[Data about app and page elements]
□ □ □ □ □ □ □

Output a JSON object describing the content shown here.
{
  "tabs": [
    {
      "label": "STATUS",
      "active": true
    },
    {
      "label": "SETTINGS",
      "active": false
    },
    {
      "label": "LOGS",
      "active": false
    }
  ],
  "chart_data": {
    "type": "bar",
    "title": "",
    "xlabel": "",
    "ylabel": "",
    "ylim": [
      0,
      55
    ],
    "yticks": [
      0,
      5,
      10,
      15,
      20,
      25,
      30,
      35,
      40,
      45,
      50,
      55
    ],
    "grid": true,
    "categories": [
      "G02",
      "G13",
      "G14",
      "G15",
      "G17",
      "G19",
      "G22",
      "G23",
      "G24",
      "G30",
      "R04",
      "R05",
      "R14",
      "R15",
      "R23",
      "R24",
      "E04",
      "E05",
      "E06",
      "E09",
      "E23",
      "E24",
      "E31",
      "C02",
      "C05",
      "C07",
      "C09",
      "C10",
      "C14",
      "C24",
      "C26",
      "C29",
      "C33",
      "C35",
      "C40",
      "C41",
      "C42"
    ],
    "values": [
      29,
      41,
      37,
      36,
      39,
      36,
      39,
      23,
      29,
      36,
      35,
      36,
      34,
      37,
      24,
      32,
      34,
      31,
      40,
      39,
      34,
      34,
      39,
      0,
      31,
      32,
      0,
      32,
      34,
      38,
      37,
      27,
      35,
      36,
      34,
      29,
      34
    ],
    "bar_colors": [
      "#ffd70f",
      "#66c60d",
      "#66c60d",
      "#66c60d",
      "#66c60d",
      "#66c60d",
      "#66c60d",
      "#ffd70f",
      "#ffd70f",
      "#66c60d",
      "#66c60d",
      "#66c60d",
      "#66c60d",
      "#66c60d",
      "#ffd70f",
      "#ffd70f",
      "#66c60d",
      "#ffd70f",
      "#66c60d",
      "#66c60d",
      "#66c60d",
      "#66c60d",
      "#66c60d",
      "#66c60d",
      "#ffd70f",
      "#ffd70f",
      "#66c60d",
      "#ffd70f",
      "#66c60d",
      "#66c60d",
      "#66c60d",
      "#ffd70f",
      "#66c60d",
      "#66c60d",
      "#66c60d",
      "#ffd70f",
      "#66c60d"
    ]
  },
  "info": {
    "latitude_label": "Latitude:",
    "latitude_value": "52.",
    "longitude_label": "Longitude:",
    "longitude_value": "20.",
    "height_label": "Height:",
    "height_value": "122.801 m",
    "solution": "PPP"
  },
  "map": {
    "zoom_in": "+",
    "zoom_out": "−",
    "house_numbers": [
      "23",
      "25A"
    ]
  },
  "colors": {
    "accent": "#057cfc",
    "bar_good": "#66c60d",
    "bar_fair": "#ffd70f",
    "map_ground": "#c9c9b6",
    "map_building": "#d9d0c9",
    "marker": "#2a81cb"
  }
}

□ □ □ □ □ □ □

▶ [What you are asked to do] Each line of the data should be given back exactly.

▶ [Answer box]
Output a JSON object describing the content shown here.
{
  "tabs": [
    {
      "label": "STATUS",
      "active": true
    },
    {
      "label": "SETTINGS",
      "active": false
    },
    {
      "label": "LOGS",
      "active": false
    }
  ],
  "chart_data": {
    "type": "bar",
    "title": "",
    "xlabel": "",
    "ylabel": "",
    "ylim": [
      0,
      55
    ],
    "yticks": [
      0,
      5,
      10,
      15,
      20,
      25,
      30,
      35,
      40,
      45,
      50,
      55
    ],
    "grid": true,
    "categories": [
      "G02",
      "G13",
      "G14",
      "G15",
      "G17",
      "G19",
      "G22",
      "G23",
      "G24",
      "G30",
      "R04",
      "R05",
      "R14",
      "R15",
      "R23",
      "R24",
      "E04",
      "E05",
      "E06",
      "E09",
      "E23",
      "E24",
      "E31",
      "C02",
      "C05",
      "C07",
      "C09",
      "C10",
      "C14",
      "C24",
      "C26",
      "C29",
      "C33",
      "C35",
      "C40",
      "C41",
      "C42"
    ],
    "values": [
      29,
      41,
      37,
      36,
      39,
      36,
      39,
      23,
      29,
      36,
      35,
      36,
      34,
      37,
      24,
      32,
      34,
      31,
      40,
      39,
      34,
      34,
      39,
      0,
      31,
      32,
      0,
      32,
      34,
      38,
      37,
      27,
      35,
      36,
      34,
      29,
      34
    ],
    "bar_colors": [
      "#ffd70f",
      "#66c60d",
      "#66c60d",
      "#66c60d",
      "#66c60d",
      "#66c60d",
      "#66c60d",
      "#ffd70f",
      "#ffd70f",
      "#66c60d",
      "#66c60d",
      "#66c60d",
      "#66c60d",
      "#66c60d",
      "#ffd70f",
      "#ffd70f",
      "#66c60d",
      "#ffd70f",
      "#66c60d",
      "#66c60d",
      "#66c60d",
      "#66c60d",
      "#66c60d",
      "#66c60d",
      "#ffd70f",
      "#ffd70f",
      "#66c60d",
      "#ffd70f",
      "#66c60d",
      "#66c60d",
      "#66c60d",
      "#ffd70f",
      "#66c60d",
      "#66c60d",
      "#66c60d",
      "#ffd70f",
      "#66c60d"
    ]
  },
  "info": {
    "latitude_label": "Latitude:",
    "latitude_value": "52.",
    "longitude_label": "Longitude:",
    "longitude_value": "20.",
    "height_label": "Height:",
    "height_value": "122.801 m",
    "solution": "PPP"
  },
  "map": {
    "zoom_in": "+",
    "zoom_out": "−",
    "house_numbers": [
      "23",
      "25A"
    ]
  },
  "colors": {
    "accent": "#057cfc",
    "bar_good": "#66c60d",
    "bar_fair": "#ffd70f",
    "map_ground": "#c9c9b6",
    "map_building": "#d9d0c9",
    "marker": "#2a81cb"
  }
}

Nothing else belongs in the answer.